(Records to process Opens)

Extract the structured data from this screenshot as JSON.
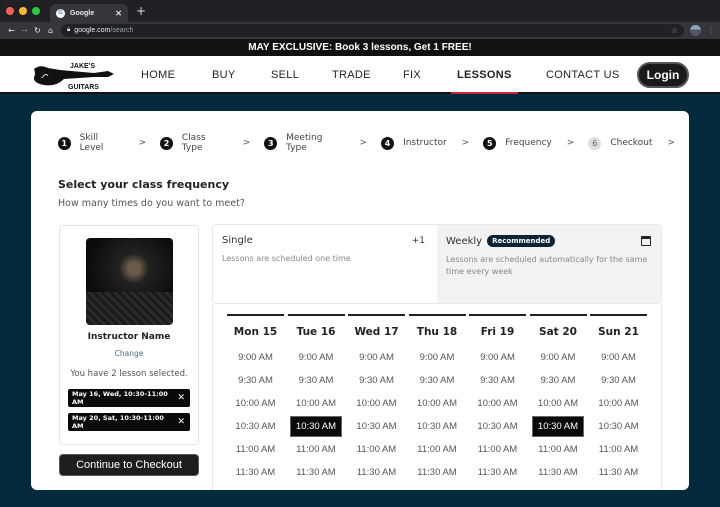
{
  "browser": {
    "tab_title": "Google",
    "url_host": "google.com",
    "url_path": "/search"
  },
  "promo_banner": "MAY EXCLUSIVE: Book 3 lessons, Get 1 FREE!",
  "site": {
    "logo_top": "JAKE'S",
    "logo_bottom": "GUITARS",
    "nav": [
      {
        "label": "HOME"
      },
      {
        "label": "BUY"
      },
      {
        "label": "SELL"
      },
      {
        "label": "TRADE"
      },
      {
        "label": "FIX"
      },
      {
        "label": "LESSONS"
      },
      {
        "label": "CONTACT US"
      }
    ],
    "active_nav": "LESSONS",
    "login_label": "Login",
    "accent_color": "#d0223a"
  },
  "steps": [
    {
      "num": "1",
      "label": "Skill Level",
      "state": "done"
    },
    {
      "num": "2",
      "label": "Class Type",
      "state": "done"
    },
    {
      "num": "3",
      "label": "Meeting Type",
      "state": "done"
    },
    {
      "num": "4",
      "label": "Instructor",
      "state": "done"
    },
    {
      "num": "5",
      "label": "Frequency",
      "state": "current"
    },
    {
      "num": "6",
      "label": "Checkout",
      "state": "pending"
    }
  ],
  "heading": "Select your class frequency",
  "subheading": "How many times do you want to meet?",
  "instructor": {
    "name": "Instructor Name",
    "change_label": "Change",
    "selection_text": "You have 2 lesson selected.",
    "selected": [
      "May 16, Wed, 10:30-11:00 AM",
      "May 20, Sat, 10:30-11:00 AM"
    ]
  },
  "checkout_label": "Continue to Checkout",
  "frequency": {
    "single": {
      "title": "Single",
      "desc": "Lessons are scheduled one time",
      "tag": "+1"
    },
    "weekly": {
      "title": "Weekly",
      "badge": "Recommended",
      "desc": "Lessons are scheduled automatically for the same time every week",
      "selected": true
    }
  },
  "schedule": {
    "days": [
      "Mon 15",
      "Tue 16",
      "Wed 17",
      "Thu 18",
      "Fri 19",
      "Sat 20",
      "Sun 21"
    ],
    "times": [
      "9:00 AM",
      "9:30 AM",
      "10:00 AM",
      "10:30 AM",
      "11:00 AM",
      "11:30 AM"
    ],
    "selected": [
      {
        "day": "Tue 16",
        "time": "10:30 AM"
      },
      {
        "day": "Sat 20",
        "time": "10:30 AM"
      }
    ]
  }
}
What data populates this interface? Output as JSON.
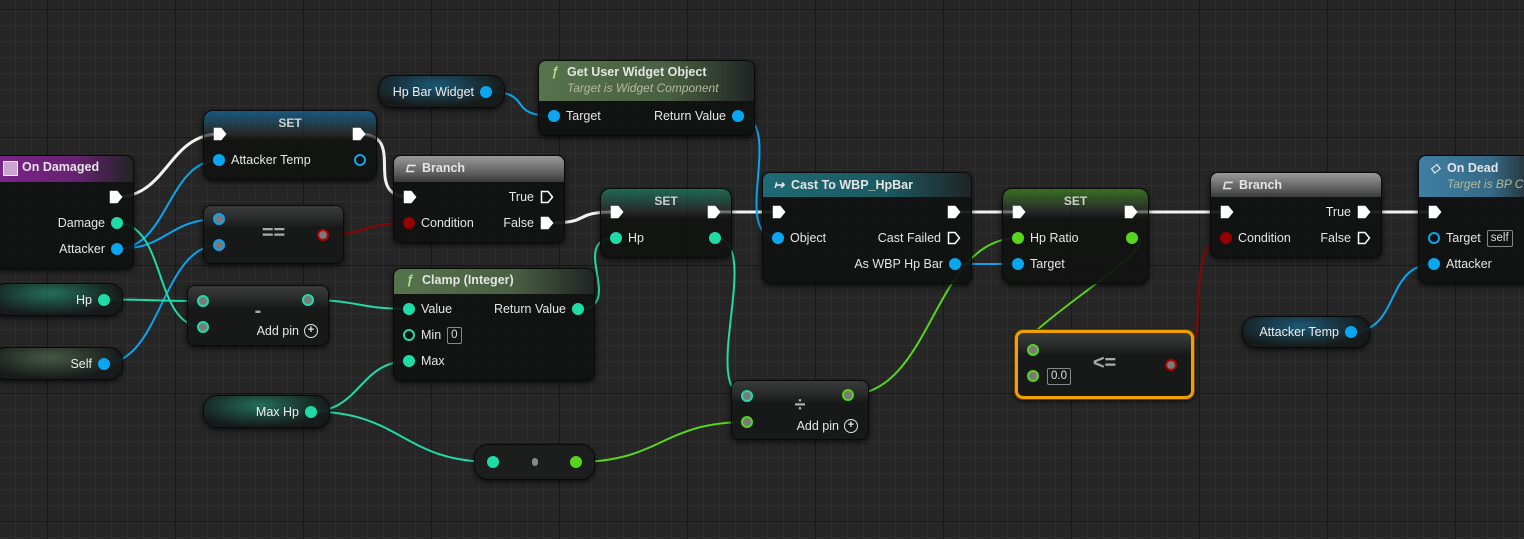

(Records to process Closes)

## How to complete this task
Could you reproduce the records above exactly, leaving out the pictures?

## Solved problem
Extract the structured data from this screenshot as JSON.
{
  "browser": {
    "tab_title": "Google",
    "url_host": "google.com",
    "url_path": "/search"
  },
  "promo_banner": "MAY EXCLUSIVE: Book 3 lessons, Get 1 FREE!",
  "site": {
    "logo_top": "JAKE'S",
    "logo_bottom": "GUITARS",
    "nav": [
      {
        "label": "HOME"
      },
      {
        "label": "BUY"
      },
      {
        "label": "SELL"
      },
      {
        "label": "TRADE"
      },
      {
        "label": "FIX"
      },
      {
        "label": "LESSONS"
      },
      {
        "label": "CONTACT US"
      }
    ],
    "active_nav": "LESSONS",
    "login_label": "Login",
    "accent_color": "#d0223a"
  },
  "steps": [
    {
      "num": "1",
      "label": "Skill Level",
      "state": "done"
    },
    {
      "num": "2",
      "label": "Class Type",
      "state": "done"
    },
    {
      "num": "3",
      "label": "Meeting Type",
      "state": "done"
    },
    {
      "num": "4",
      "label": "Instructor",
      "state": "done"
    },
    {
      "num": "5",
      "label": "Frequency",
      "state": "current"
    },
    {
      "num": "6",
      "label": "Checkout",
      "state": "pending"
    }
  ],
  "heading": "Select your class frequency",
  "subheading": "How many times do you want to meet?",
  "instructor": {
    "name": "Instructor Name",
    "change_label": "Change",
    "selection_text": "You have 2 lesson selected.",
    "selected": [
      "May 16, Wed, 10:30-11:00 AM",
      "May 20, Sat, 10:30-11:00 AM"
    ]
  },
  "checkout_label": "Continue to Checkout",
  "frequency": {
    "single": {
      "title": "Single",
      "desc": "Lessons are scheduled one time",
      "tag": "+1"
    },
    "weekly": {
      "title": "Weekly",
      "badge": "Recommended",
      "desc": "Lessons are scheduled automatically for the same time every week",
      "selected": true
    }
  },
  "schedule": {
    "days": [
      "Mon 15",
      "Tue 16",
      "Wed 17",
      "Thu 18",
      "Fri 19",
      "Sat 20",
      "Sun 21"
    ],
    "times": [
      "9:00 AM",
      "9:30 AM",
      "10:00 AM",
      "10:30 AM",
      "11:00 AM",
      "11:30 AM"
    ],
    "selected": [
      {
        "day": "Tue 16",
        "time": "10:30 AM"
      },
      {
        "day": "Sat 20",
        "time": "10:30 AM"
      }
    ]
  }
}
What data populates this interface? Output as JSON.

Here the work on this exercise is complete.